For the cake:
1⅓ cups all-purpose flour, plus more for the pan
1 teaspoon baking powder
¼ teaspoon baking soda
¼ teaspoon table salt
6 tablespoons unsalted butter, room temperature, plus more for the pan
1 cup granulated sugar
2 large eggs
1½ teaspoons finely grated orange zest
½ teaspoon vanilla extract
⅔ cup plain yogurt
For the topping:
½ large, ripe peach (about 3¾ ounce), halved and cut into very thin slices (try for 1/16 inch slices)
¾ cup (3¾ ounces) fresh raspberries
1 tablespoon granulated sugar
1 tablespoon all-purpose flour
To begin with, preheat your oven to 350°F with the rack in the center position.
Next, grab that 9x2-inch round cake pan and lightly butter the bottom and sides of it, then line the bottom with a piece of parchment paper cut to fit. Add a little flour (a tablespoon or so) to the pan and shake it to coat the sides evenly then tap out the excess flour.
Whisk the flour, the baking powder, the baking soda, and the salt in a medium sized bowl making sure it is well blended.
In your stand mixer fitted with the paddle attachment (or with your electric mixer) beat the butter and sugar on medium-high speed until it is light and fluffy, which takes about 3 minutes.
Turn the mixer to medium speed and add one of the eggs, mixing until it is just incorporated, then add the second egg, orange zest, and vanilla again mixing just until the egg is incorporated. From here on out we will use a rubber spatula to fold the rest of the ingredients in, so…
Take a rubber spatula and fold in one half of the flour mixture. It does not have to be completely mixed in at this point.

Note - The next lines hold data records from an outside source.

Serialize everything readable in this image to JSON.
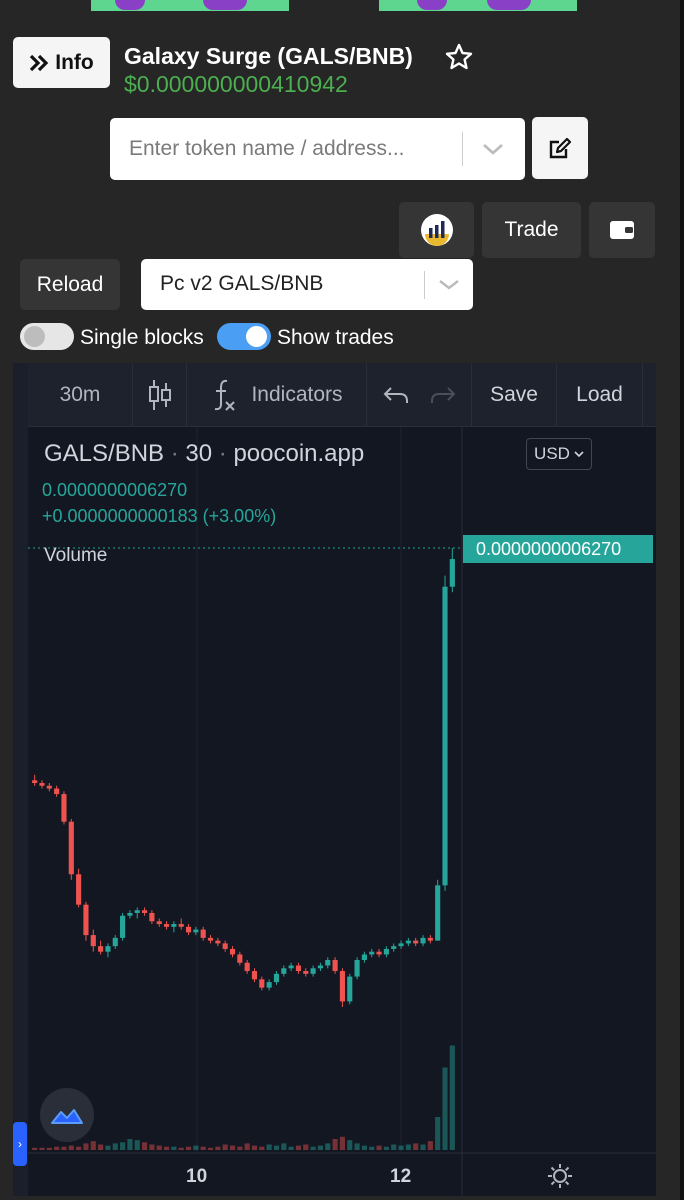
{
  "header": {
    "info_label": "Info",
    "token_name": "Galaxy Surge (GALS/BNB)",
    "price": "$0.000000000410942"
  },
  "search": {
    "placeholder": "Enter token name / address..."
  },
  "actions": {
    "trade_label": "Trade",
    "reload_label": "Reload",
    "pair_selected": "Pc v2 GALS/BNB"
  },
  "toggles": {
    "single_blocks_label": "Single blocks",
    "single_blocks_on": false,
    "show_trades_label": "Show trades",
    "show_trades_on": true
  },
  "toolbar": {
    "interval": "30m",
    "indicators_label": "Indicators",
    "save_label": "Save",
    "load_label": "Load"
  },
  "chart_legend": {
    "symbol": "GALS/BNB",
    "interval": "30",
    "source": "poocoin.app",
    "last_value": "0.0000000006270",
    "change": "+0.0000000000183 (+3.00%)",
    "volume_label": "Volume",
    "currency": "USD",
    "last_price_tag": "0.0000000006270"
  },
  "colors": {
    "up": "#26a69a",
    "down": "#ef5350",
    "price_green": "#4caf50",
    "toggle_on": "#4a9ff5"
  },
  "chart_data": {
    "type": "candlestick",
    "series": [
      {
        "name": "GALS/BNB",
        "values_note": ""
      }
    ],
    "x_ticks": [
      "10",
      "12"
    ],
    "last_price": 6.27e-10,
    "candles_relative": [
      [
        0.58,
        0.59,
        0.57,
        0.575
      ],
      [
        0.575,
        0.58,
        0.565,
        0.57
      ],
      [
        0.57,
        0.575,
        0.56,
        0.565
      ],
      [
        0.565,
        0.57,
        0.55,
        0.555
      ],
      [
        0.555,
        0.56,
        0.5,
        0.505
      ],
      [
        0.505,
        0.51,
        0.4,
        0.41
      ],
      [
        0.41,
        0.42,
        0.35,
        0.355
      ],
      [
        0.355,
        0.36,
        0.29,
        0.3
      ],
      [
        0.3,
        0.31,
        0.27,
        0.28
      ],
      [
        0.28,
        0.29,
        0.265,
        0.27
      ],
      [
        0.27,
        0.285,
        0.26,
        0.28
      ],
      [
        0.28,
        0.3,
        0.275,
        0.295
      ],
      [
        0.295,
        0.34,
        0.29,
        0.335
      ],
      [
        0.335,
        0.345,
        0.33,
        0.34
      ],
      [
        0.34,
        0.35,
        0.33,
        0.345
      ],
      [
        0.345,
        0.35,
        0.335,
        0.34
      ],
      [
        0.34,
        0.345,
        0.32,
        0.325
      ],
      [
        0.325,
        0.33,
        0.315,
        0.32
      ],
      [
        0.32,
        0.325,
        0.31,
        0.315
      ],
      [
        0.315,
        0.325,
        0.305,
        0.32
      ],
      [
        0.32,
        0.33,
        0.31,
        0.315
      ],
      [
        0.315,
        0.32,
        0.3,
        0.305
      ],
      [
        0.305,
        0.315,
        0.3,
        0.31
      ],
      [
        0.31,
        0.315,
        0.29,
        0.295
      ],
      [
        0.295,
        0.3,
        0.285,
        0.29
      ],
      [
        0.29,
        0.295,
        0.28,
        0.285
      ],
      [
        0.285,
        0.29,
        0.27,
        0.275
      ],
      [
        0.275,
        0.28,
        0.26,
        0.265
      ],
      [
        0.265,
        0.27,
        0.245,
        0.25
      ],
      [
        0.25,
        0.255,
        0.23,
        0.235
      ],
      [
        0.235,
        0.24,
        0.215,
        0.22
      ],
      [
        0.22,
        0.225,
        0.2,
        0.205
      ],
      [
        0.205,
        0.22,
        0.2,
        0.215
      ],
      [
        0.215,
        0.235,
        0.21,
        0.23
      ],
      [
        0.23,
        0.245,
        0.225,
        0.24
      ],
      [
        0.24,
        0.25,
        0.235,
        0.245
      ],
      [
        0.245,
        0.25,
        0.23,
        0.235
      ],
      [
        0.235,
        0.24,
        0.225,
        0.23
      ],
      [
        0.23,
        0.245,
        0.225,
        0.24
      ],
      [
        0.24,
        0.25,
        0.235,
        0.245
      ],
      [
        0.245,
        0.26,
        0.24,
        0.255
      ],
      [
        0.255,
        0.26,
        0.23,
        0.235
      ],
      [
        0.235,
        0.24,
        0.17,
        0.18
      ],
      [
        0.18,
        0.23,
        0.175,
        0.225
      ],
      [
        0.225,
        0.26,
        0.22,
        0.255
      ],
      [
        0.255,
        0.27,
        0.25,
        0.265
      ],
      [
        0.265,
        0.275,
        0.26,
        0.27
      ],
      [
        0.27,
        0.275,
        0.26,
        0.265
      ],
      [
        0.265,
        0.28,
        0.26,
        0.275
      ],
      [
        0.275,
        0.285,
        0.27,
        0.28
      ],
      [
        0.28,
        0.29,
        0.275,
        0.285
      ],
      [
        0.285,
        0.295,
        0.28,
        0.29
      ],
      [
        0.29,
        0.295,
        0.28,
        0.285
      ],
      [
        0.285,
        0.3,
        0.28,
        0.295
      ],
      [
        0.295,
        0.3,
        0.285,
        0.29
      ],
      [
        0.29,
        0.4,
        0.29,
        0.39
      ],
      [
        0.39,
        0.95,
        0.38,
        0.93
      ],
      [
        0.93,
        1.0,
        0.92,
        0.98
      ]
    ],
    "volumes_relative": [
      0.02,
      0.02,
      0.02,
      0.03,
      0.03,
      0.04,
      0.03,
      0.06,
      0.08,
      0.05,
      0.04,
      0.06,
      0.07,
      0.1,
      0.09,
      0.07,
      0.05,
      0.04,
      0.03,
      0.03,
      0.02,
      0.03,
      0.04,
      0.03,
      0.02,
      0.03,
      0.05,
      0.04,
      0.03,
      0.06,
      0.04,
      0.03,
      0.05,
      0.04,
      0.06,
      0.03,
      0.04,
      0.05,
      0.03,
      0.04,
      0.06,
      0.1,
      0.12,
      0.09,
      0.06,
      0.04,
      0.03,
      0.04,
      0.03,
      0.05,
      0.04,
      0.05,
      0.06,
      0.05,
      0.08,
      0.3,
      0.75,
      0.95
    ]
  }
}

Next, fold in the yogurt, and when that’s mixed in, fold in the other half of the flour mixture.
Scrape the batter into your prepared pan and spread it evenly, smoothing the top.
Pop it into the oven for 15 minutes – Set your timer!

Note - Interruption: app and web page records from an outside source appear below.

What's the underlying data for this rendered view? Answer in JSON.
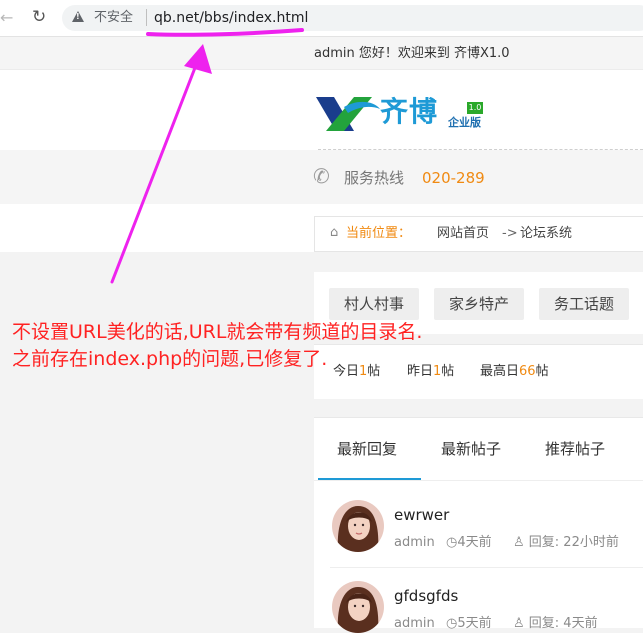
{
  "browser": {
    "back_icon": "arrow-left-icon",
    "reload_icon": "reload-icon",
    "security_label": "不安全",
    "url": "qb.net/bbs/index.html"
  },
  "header": {
    "welcome": "admin 您好！欢迎来到 齐博X1.0",
    "logo_text": "齐博",
    "logo_badge": "1.0",
    "logo_edition": "企业版",
    "hotline_label": "服务热线",
    "hotline_number": "020-289"
  },
  "breadcrumb": {
    "label": "当前位置：",
    "home": "网站首页",
    "arrow": "->",
    "current": "论坛系统"
  },
  "categories": [
    "村人村事",
    "家乡特产",
    "务工话题"
  ],
  "stats": [
    {
      "label": "今日",
      "value": "1",
      "unit": "帖"
    },
    {
      "label": "昨日",
      "value": "1",
      "unit": "帖"
    },
    {
      "label": "最高日",
      "value": "66",
      "unit": "帖"
    }
  ],
  "tabs": [
    "最新回复",
    "最新帖子",
    "推荐帖子"
  ],
  "posts": [
    {
      "title": "ewrwer",
      "author": "admin",
      "time": "4天前",
      "reply": "回复: 22小时前"
    },
    {
      "title": "gfdsgfds",
      "author": "admin",
      "time": "5天前",
      "reply": "回复: 4天前"
    }
  ],
  "annotation": {
    "line1": "不设置URL美化的话,URL就会带有频道的目录名.",
    "line2": "之前存在index.php的问题,已修复了."
  },
  "colors": {
    "accent": "#1e9ad6",
    "orange": "#f08a12",
    "annotation_red": "#ff2222",
    "marker_magenta": "#ee22ee"
  }
}
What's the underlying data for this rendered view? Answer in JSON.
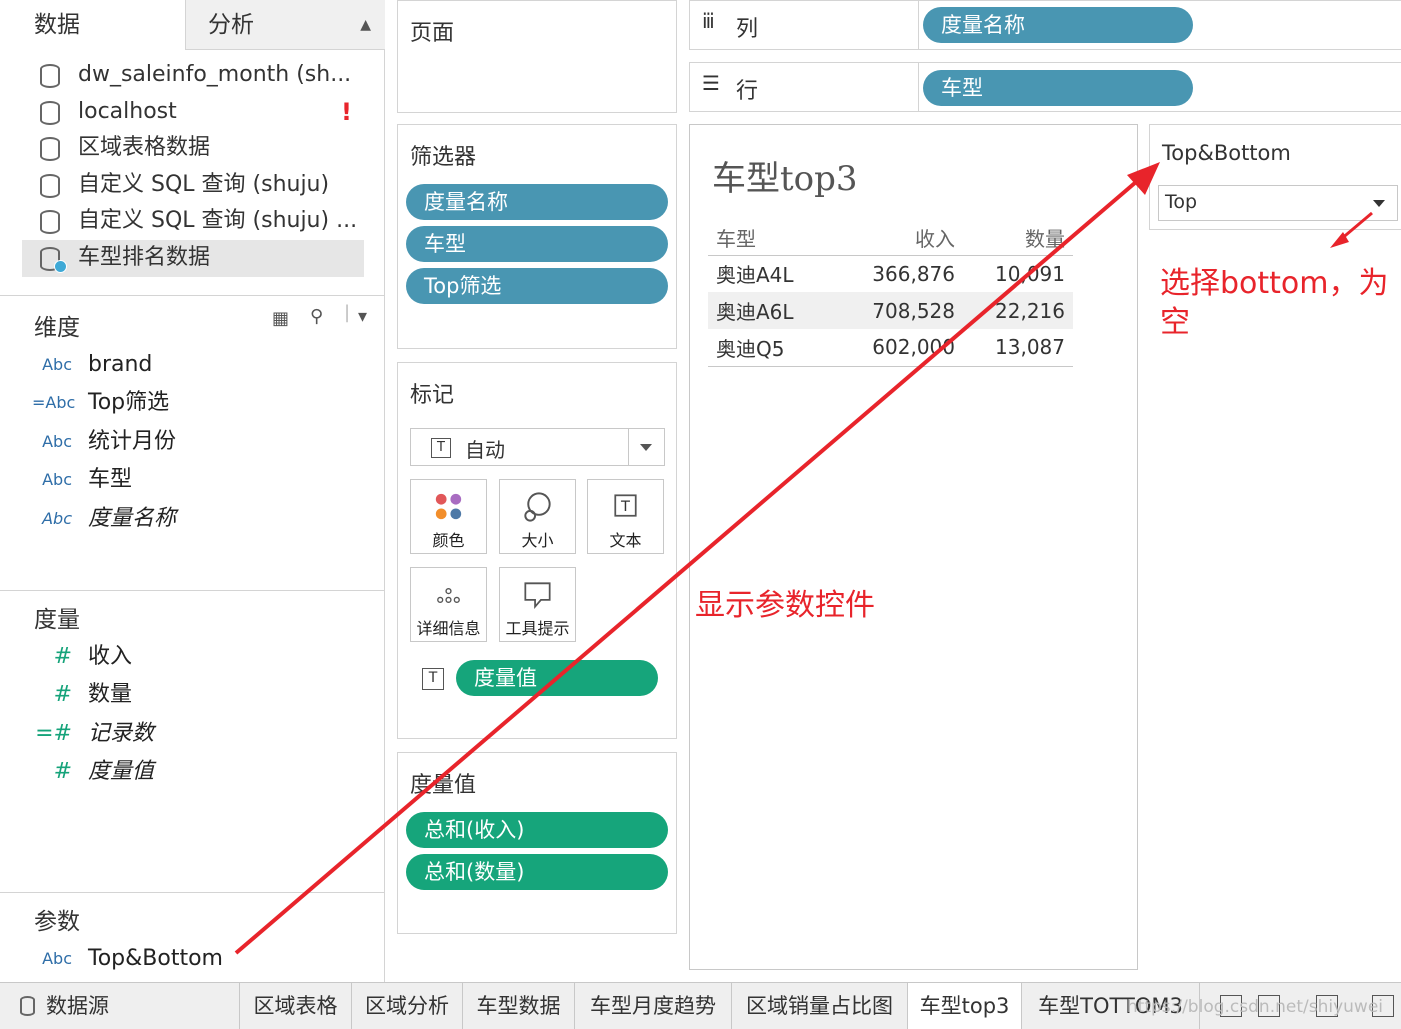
{
  "left_pane": {
    "tabs": {
      "data": "数据",
      "analysis": "分析"
    },
    "datasources": [
      {
        "label": "dw_saleinfo_month (sh..."
      },
      {
        "label": "localhost",
        "warning": "!"
      },
      {
        "label": "区域表格数据"
      },
      {
        "label": "自定义 SQL 查询 (shuju)"
      },
      {
        "label": "自定义 SQL 查询 (shuju) ..."
      },
      {
        "label": "车型排名数据",
        "selected": true
      }
    ],
    "dimensions_title": "维度",
    "dimensions": [
      {
        "type": "Abc",
        "label": "brand"
      },
      {
        "type": "=Abc",
        "label": "Top筛选"
      },
      {
        "type": "Abc",
        "label": "统计月份"
      },
      {
        "type": "Abc",
        "label": "车型"
      },
      {
        "type": "Abc",
        "label": "度量名称",
        "italic": true
      }
    ],
    "measures_title": "度量",
    "measures": [
      {
        "type": "#",
        "label": "收入"
      },
      {
        "type": "#",
        "label": "数量"
      },
      {
        "type": "=#",
        "label": "记录数",
        "italic": true
      },
      {
        "type": "#",
        "label": "度量值",
        "italic": true
      }
    ],
    "parameters_title": "参数",
    "parameters": [
      {
        "type": "Abc",
        "label": "Top&Bottom"
      }
    ]
  },
  "pages": {
    "title": "页面"
  },
  "filters": {
    "title": "筛选器",
    "pills": [
      "度量名称",
      "车型",
      "Top筛选"
    ]
  },
  "marks": {
    "title": "标记",
    "mark_type": "自动",
    "buttons": {
      "color": "颜色",
      "size": "大小",
      "text": "文本",
      "detail": "详细信息",
      "tooltip": "工具提示"
    },
    "text_pill": "度量值"
  },
  "measure_values": {
    "title": "度量值",
    "pills": [
      "总和(收入)",
      "总和(数量)"
    ]
  },
  "shelves": {
    "columns": {
      "label": "列",
      "pill": "度量名称"
    },
    "rows": {
      "label": "行",
      "pill": "车型"
    }
  },
  "view": {
    "title": "车型top3",
    "headers": [
      "车型",
      "收入",
      "数量"
    ],
    "rows": [
      [
        "奥迪A4L",
        "366,876",
        "10,091"
      ],
      [
        "奥迪A6L",
        "708,528",
        "22,216"
      ],
      [
        "奥迪Q5",
        "602,000",
        "13,087"
      ]
    ]
  },
  "parameter_control": {
    "title": "Top&Bottom",
    "value": "Top"
  },
  "annotations": {
    "note1": "选择bottom，为",
    "note2": "空",
    "note3": "显示参数控件"
  },
  "bottom_tabs": {
    "datasource": "数据源",
    "sheets": [
      "区域表格",
      "区域分析",
      "车型数据",
      "车型月度趋势",
      "区域销量占比图",
      "车型top3",
      "车型TOTTOM3"
    ],
    "active": "车型top3"
  },
  "watermark": "https://blog.csdn.net/shiyuwei",
  "colors": {
    "dim_pill": "#4996b2",
    "measure_pill": "#16a57b",
    "annotation": "#e8242b"
  }
}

While that bakes you will make the topping.
Put the peach slices, the raspberries, the sugar, and the flour into a bowl.
Use a spoon or a fork to mix everything together so that the fruit is evenly coated. While mixing lightly crush the raspberries (just a little) you want to break them up a bit, but not obliterate them.
When your cake has been in the oven for 15 minutes take the pan from the oven and scatter the fruit evenly over the top of the cake. You want to work quickly here so you don’t lose too much heat from the pan. Tip: Don’t pile a lot of fruit into the very center of the cake as it has not yet fully baked and will cause the center to be slightly sunken when finished.
As soon as the fruit is on, return the pan to the oven and continue baking for 25 to 30 minutes more. Test for doneness by inserting a toothpick into the center of the cake, which should come out clean.
Allow the cake to cool on a wire rack for 15 minutes then run a small knife around the edge to loosen the cake from the pan.
The pan may still be hot so use a kitchen towel or oven mitts to protect your hands in the next step!
Place a wire rack on top of the cake pan then holding onto both the rack and the pan, invert the cake and remove the pan. Your cake is upside down at this point.
Take off that piece of parchment paper from the cake (unless it stayed in the pan, that is) then re-invert the cake onto your serving plate – just place your plate on the bottom of the cake and hold onto both that and the wire rack and flip it back over. That’s all there is to it.
Serve this cake warm or at room temperature, maybe with a little dollop of whipped cream either on top or on the side, or maybe even just a dusting of powdered sugar on each slice… or just serve it as is, which is simply perfect as well.